Don’t Say the F***** Word

Dannon Sanders

In today’s changing times, it is common for people to use derogatory words and slurs as insults or for comedic effect. However, it does not excuse the fact that they are still using an immensely insensitive phrase. One of these words specifically should not be used in any sense because of the connotations that the word holds and the ignorance toward these connotations.


This word is the slur used against homosexuals or other members of the LGBTQ+ community. It begins with the letter ‘F’ and rhymes with maggot.

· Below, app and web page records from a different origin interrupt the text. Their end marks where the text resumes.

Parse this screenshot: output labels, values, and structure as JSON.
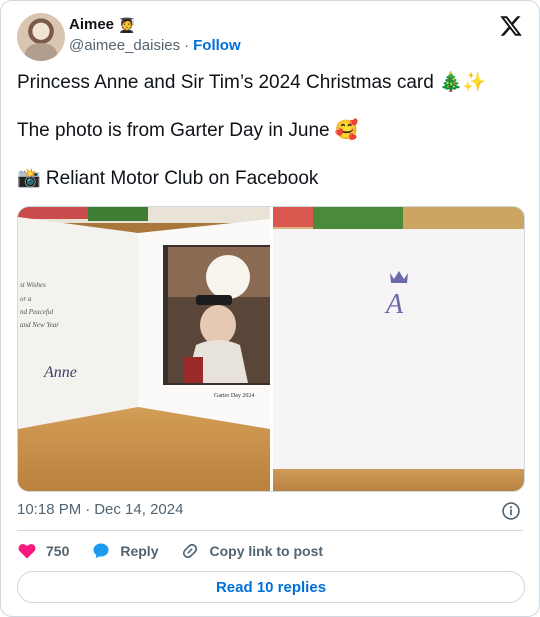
{
  "author": {
    "display_name": "Aimee",
    "name_emoji": "🧑‍🎓",
    "handle": "@aimee_daisies",
    "separator": "·",
    "follow_label": "Follow"
  },
  "tweet": {
    "line1": "Princess Anne and Sir Tim’s 2024 Christmas card 🎄✨",
    "line2": "The photo is from Garter Day in June 🥰",
    "line3": "📸 Reliant Motor Club on Facebook"
  },
  "media": {
    "card_greeting_lines": [
      "st Wishes",
      "or a",
      "nd Peaceful",
      "and New Year"
    ],
    "card_signature": "Anne",
    "photo_caption": "Garter Day 2024",
    "monogram": "A"
  },
  "meta": {
    "time": "10:18 PM",
    "separator": "·",
    "date": "Dec 14, 2024"
  },
  "actions": {
    "like_count": "750",
    "reply_label": "Reply",
    "copy_label": "Copy link to post"
  },
  "read_replies_label": "Read 10 replies",
  "colors": {
    "accent": "#006fd6",
    "like": "#f91880",
    "text_secondary": "#536471",
    "border": "#cfd9de"
  }
}
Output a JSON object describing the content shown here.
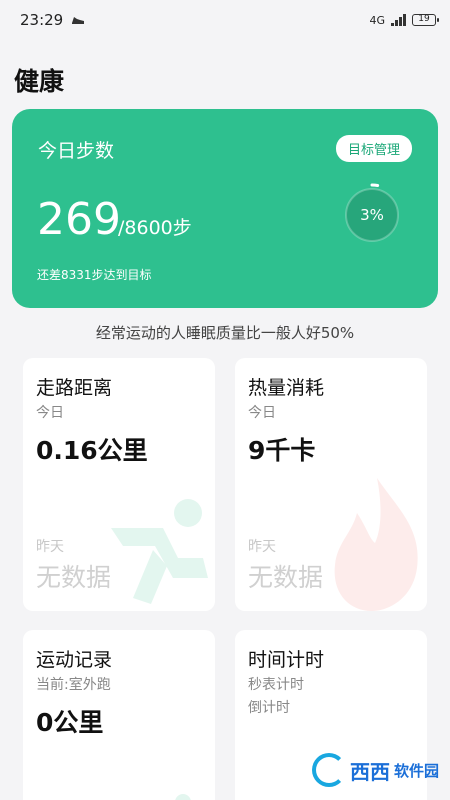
{
  "status_bar": {
    "time": "23:29",
    "network": "4G",
    "battery": "19",
    "notification_icon": "shoe-icon"
  },
  "page": {
    "title": "健康"
  },
  "steps_card": {
    "title": "今日步数",
    "goal_button": "目标管理",
    "steps": "269",
    "goal": "/8600步",
    "remaining": "还差8331步达到目标",
    "progress_label": "3%",
    "progress_fraction": 0.03,
    "background_color": "#2ec08f"
  },
  "tip": "经常运动的人睡眠质量比一般人好50%",
  "cards": {
    "walking": {
      "title": "走路距离",
      "today_label": "今日",
      "today_value": "0.16公里",
      "yesterday_label": "昨天",
      "yesterday_value": "无数据",
      "icon": "running-icon"
    },
    "calories": {
      "title": "热量消耗",
      "today_label": "今日",
      "today_value": "9千卡",
      "yesterday_label": "昨天",
      "yesterday_value": "无数据",
      "icon": "flame-icon"
    },
    "records": {
      "title": "运动记录",
      "current_label": "当前:室外跑",
      "value": "0公里"
    },
    "timer": {
      "title": "时间计时",
      "stopwatch": "秒表计时",
      "countdown": "倒计时"
    }
  },
  "watermark": {
    "text": "西西",
    "subtext": "软件园"
  }
}
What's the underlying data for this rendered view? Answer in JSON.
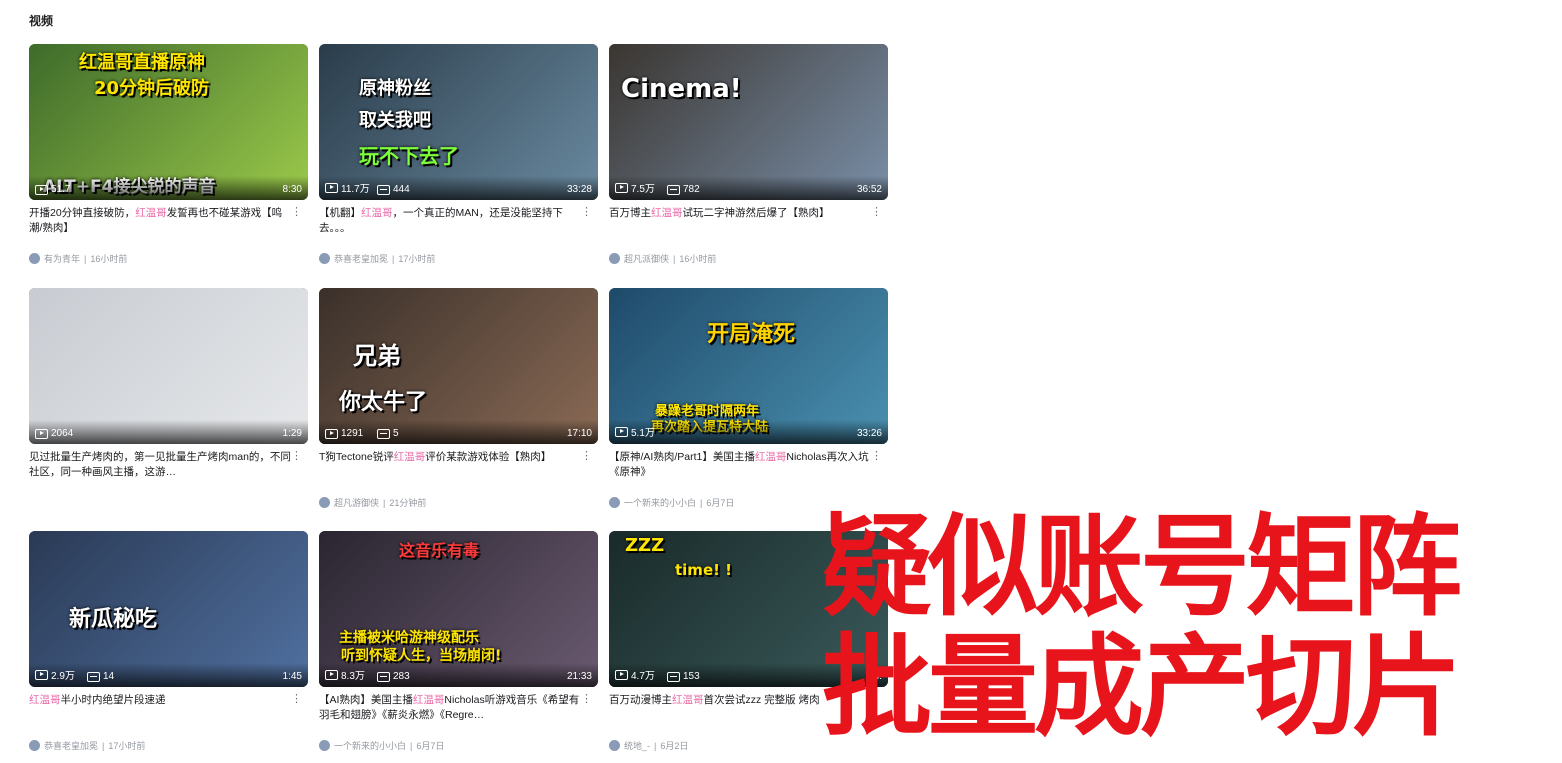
{
  "section_title": "视频",
  "cards": [
    {
      "thumb_text": [
        "红温哥直播原神",
        "20分钟后破防",
        "ALT+F4接尖锐的声音"
      ],
      "views": "51.7",
      "danmaku": "",
      "duration": "8:30",
      "title_pre": "开播20分钟直接破防，",
      "title_hl": "红温哥",
      "title_post": "发誓再也不碰某游戏【鸣潮/熟肉】",
      "author": "有为青年",
      "time": "16小时前",
      "colors": [
        "#3e6b2a",
        "#9bc94a"
      ]
    },
    {
      "thumb_text": [
        "原神粉丝",
        "取关我吧",
        "玩不下去了"
      ],
      "views": "11.7万",
      "danmaku": "444",
      "duration": "33:28",
      "title_pre": "【机翻】",
      "title_hl": "红温哥",
      "title_post": "，一个真正的MAN，还是没能坚持下去。。。",
      "author": "恭喜老皇加冕",
      "time": "17小时前",
      "colors": [
        "#2a3c4a",
        "#6a8aa0"
      ]
    },
    {
      "thumb_text": [
        "Cinema!"
      ],
      "views": "7.5万",
      "danmaku": "782",
      "duration": "36:52",
      "title_pre": "百万博主",
      "title_hl": "红温哥",
      "title_post": "试玩二字神游然后爆了【熟肉】",
      "author": "超凡派御侠",
      "time": "16小时前",
      "colors": [
        "#3a3530",
        "#7a8fa8"
      ]
    },
    {
      "thumb_text": [],
      "views": "2064",
      "danmaku": "",
      "duration": "1:29",
      "title_pre": "见过批量生产烤肉的，第一见批量生产烤肉man的，不同社区，同一种画风主播，这游…",
      "title_hl": "",
      "title_post": "",
      "author": "",
      "time": "",
      "colors": [
        "#c8ccd2",
        "#e6e8ea"
      ]
    },
    {
      "thumb_text": [
        "兄弟",
        "你太牛了"
      ],
      "views": "1291",
      "danmaku": "5",
      "duration": "17:10",
      "title_pre": "T狗Tectone锐评",
      "title_hl": "红温哥",
      "title_post": "评价某款游戏体验【熟肉】",
      "author": "超凡游御侠",
      "time": "21分钟前",
      "colors": [
        "#3a302a",
        "#8a6a55"
      ]
    },
    {
      "thumb_text": [
        "开局淹死",
        "暴躁老哥时隔两年",
        "再次踏入提瓦特大陆"
      ],
      "views": "5.1万",
      "danmaku": "",
      "duration": "33:26",
      "title_pre": "【原神/AI熟肉/Part1】美国主播",
      "title_hl": "红温哥",
      "title_post": "Nicholas再次入坑《原神》",
      "author": "一个新来的小小白",
      "time": "6月7日",
      "colors": [
        "#1f4a6a",
        "#4a90b0"
      ]
    },
    {
      "thumb_text": [
        "新瓜秘吃"
      ],
      "views": "2.9万",
      "danmaku": "14",
      "duration": "1:45",
      "title_pre": "",
      "title_hl": "红温哥",
      "title_post": "半小时内绝望片段速递",
      "author": "恭喜老皇加冕",
      "time": "17小时前",
      "colors": [
        "#2a3a55",
        "#5070a0"
      ]
    },
    {
      "thumb_text": [
        "这音乐有毒",
        "主播被米哈游神级配乐",
        "听到怀疑人生，当场崩闭!"
      ],
      "views": "8.3万",
      "danmaku": "283",
      "duration": "21:33",
      "title_pre": "【AI熟肉】美国主播",
      "title_hl": "红温哥",
      "title_post": "Nicholas听游戏音乐《希望有羽毛和翅膀》《薪炎永燃》《Regre…",
      "author": "一个新来的小小白",
      "time": "6月7日",
      "colors": [
        "#2a2530",
        "#6a5a70"
      ]
    },
    {
      "thumb_text": [
        "ZZZ",
        "time! !"
      ],
      "views": "4.7万",
      "danmaku": "153",
      "duration": "58:",
      "title_pre": "百万动漫博主",
      "title_hl": "红温哥",
      "title_post": "首次尝试zzz 完整版 烤肉",
      "author": "统地_-",
      "time": "6月2日",
      "colors": [
        "#1a2a2a",
        "#3a5a5a"
      ]
    }
  ],
  "overlay": {
    "line1": "疑似账号矩阵",
    "line2": "批量成产切片"
  }
}
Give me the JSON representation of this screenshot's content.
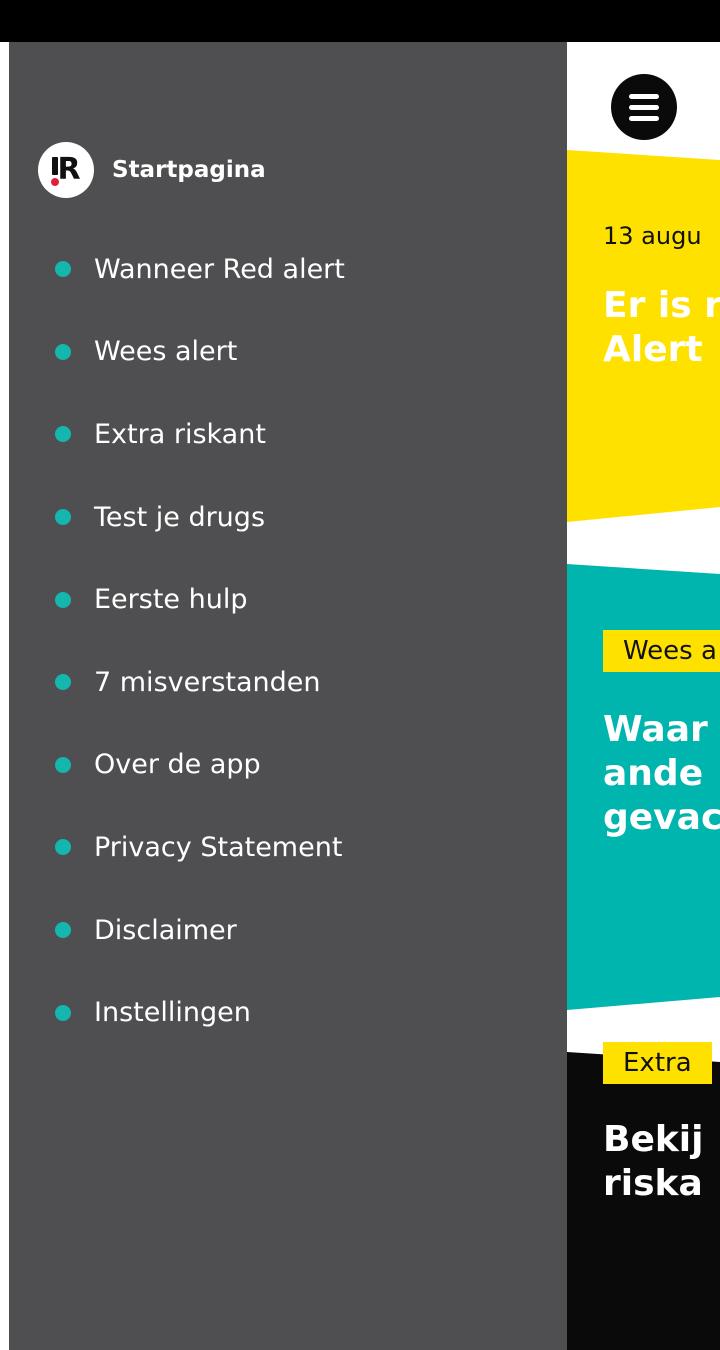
{
  "drawer": {
    "home_label": "Startpagina",
    "logo_letter": "R",
    "items": [
      {
        "label": "Wanneer Red alert"
      },
      {
        "label": "Wees alert"
      },
      {
        "label": "Extra riskant"
      },
      {
        "label": "Test je drugs"
      },
      {
        "label": "Eerste hulp"
      },
      {
        "label": "7 misverstanden"
      },
      {
        "label": "Over de app"
      },
      {
        "label": "Privacy Statement"
      },
      {
        "label": "Disclaimer"
      },
      {
        "label": "Instellingen"
      }
    ]
  },
  "content": {
    "alert_card": {
      "date": "13 augu",
      "title_line1": "Er is r",
      "title_line2": "Alert"
    },
    "wees_card": {
      "tag": "Wees a",
      "title_line1": "Waar",
      "title_line2": "ande",
      "title_line3": "gevac"
    },
    "extra_card": {
      "tag": "Extra",
      "title_line1": "Bekij",
      "title_line2": "riska"
    }
  },
  "colors": {
    "drawer_bg": "#4f4f51",
    "bullet": "#14b6ae",
    "yellow": "#ffe100",
    "teal": "#00b5ad",
    "black": "#0a0a0a",
    "logo_dot": "#e3203a"
  },
  "icons": {
    "menu": "hamburger-menu-icon",
    "logo": "red-alert-logo"
  }
}
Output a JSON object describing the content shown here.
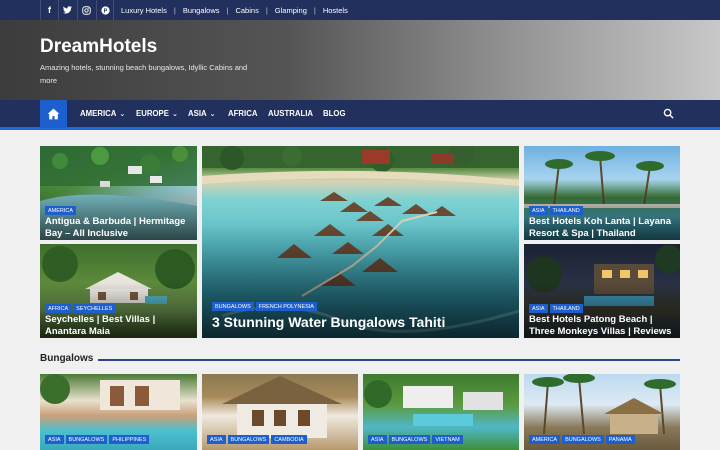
{
  "topbar": {
    "social": [
      {
        "name": "facebook-icon",
        "glyph": "f"
      },
      {
        "name": "twitter-icon",
        "glyph": "t"
      },
      {
        "name": "instagram-icon",
        "glyph": "◎"
      },
      {
        "name": "pinterest-icon",
        "glyph": "P"
      }
    ],
    "links": [
      "Luxury Hotels",
      "Bungalows",
      "Cabins",
      "Glamping",
      "Hostels"
    ]
  },
  "header": {
    "title": "DreamHotels",
    "tagline": "Amazing hotels, stunning beach bungalows, Idyllic Cabins and more"
  },
  "nav": {
    "items": [
      {
        "label": "AMERICA",
        "dropdown": true
      },
      {
        "label": "EUROPE",
        "dropdown": true
      },
      {
        "label": "ASIA",
        "dropdown": true
      },
      {
        "label": "AFRICA",
        "dropdown": false
      },
      {
        "label": "AUSTRALIA",
        "dropdown": false
      },
      {
        "label": "BLOG",
        "dropdown": false
      }
    ]
  },
  "featured": [
    {
      "tags": [
        "AMERICA"
      ],
      "title": "Antigua & Barbuda | Hermitage Bay – All Inclusive"
    },
    {
      "tags": [
        "AFRICA",
        "SEYCHELLES"
      ],
      "title": "Seychelles | Best Villas | Anantara Maia"
    },
    {
      "tags": [
        "BUNGALOWS",
        "FRENCH POLYNESIA"
      ],
      "title": "3 Stunning Water Bungalows Tahiti"
    },
    {
      "tags": [
        "ASIA",
        "THAILAND"
      ],
      "title": "Best Hotels Koh Lanta | Layana Resort & Spa | Thailand"
    },
    {
      "tags": [
        "ASIA",
        "THAILAND"
      ],
      "title": "Best Hotels Patong Beach | Three Monkeys Villas | Reviews"
    }
  ],
  "section": {
    "title": "Bungalows"
  },
  "bungalows": [
    {
      "tags": [
        "ASIA",
        "BUNGALOWS",
        "PHILIPPINES"
      ]
    },
    {
      "tags": [
        "ASIA",
        "BUNGALOWS",
        "CAMBODIA"
      ]
    },
    {
      "tags": [
        "ASIA",
        "BUNGALOWS",
        "VIETNAM"
      ]
    },
    {
      "tags": [
        "AMERICA",
        "BUNGALOWS",
        "PANAMA"
      ]
    }
  ],
  "colors": {
    "navy": "#22305d",
    "accent": "#1e5fce",
    "tag": "#1e5fce"
  }
}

For those who don’t know, this word originated as early as the mid-sixteenth century where, according to the Oxford English Dictionary, it was associated with “the burning alive of heretics.” It is not difficult to imagine why this word soon became associated with gay men and later the LGBTQ+ community as a whole.


This horribly disturbing context is often unknown to those who support the use of the word. There have been many instances where people, after being told what the connotation of the word is, choose to stop saying the word that very moment. It is an outrage that more people are not aware of the history of the word, mainly because this knowledge would serve to diminish how often it is used.


The ignorance doesn’t just stop at the definition of the word, however. People who use the words for comedic effect or claim that it is acceptable if they ‘have a gay best friend’ are still ignoring the fact that the discrimination isn’t completely gone. It is often forgotten that same-sex marriage was only legalized in America four years ago, on June 26, 2015; while the first state to legalize same-sex marriage was Vermont in 1975 (Georgetown Law Library). Being aware of this knowledge is beneficial in preventing people from using the word because it reminds them of the very recent and still current discrimination that the LGBTQ+ community had to endure.


Finally, for those who aren’t convinced yet, it is wrong to say the slur because it makes less open-minded people believe it is acceptable for them as well. This is evident in a survey carried out by GLAAD in 2017 in which 31% of Americans said they would be uncomfortable seeing a same-sex couple holding hands. Even worse, the percentage of LGBTQ+ members that claim to have faced discrimination during another survey by GLAAD rose 11% in 2018.


It is obvious that the pejoritve slur should not be used because of its widely unknown connotations and the fact that the fight for equality is still persisting.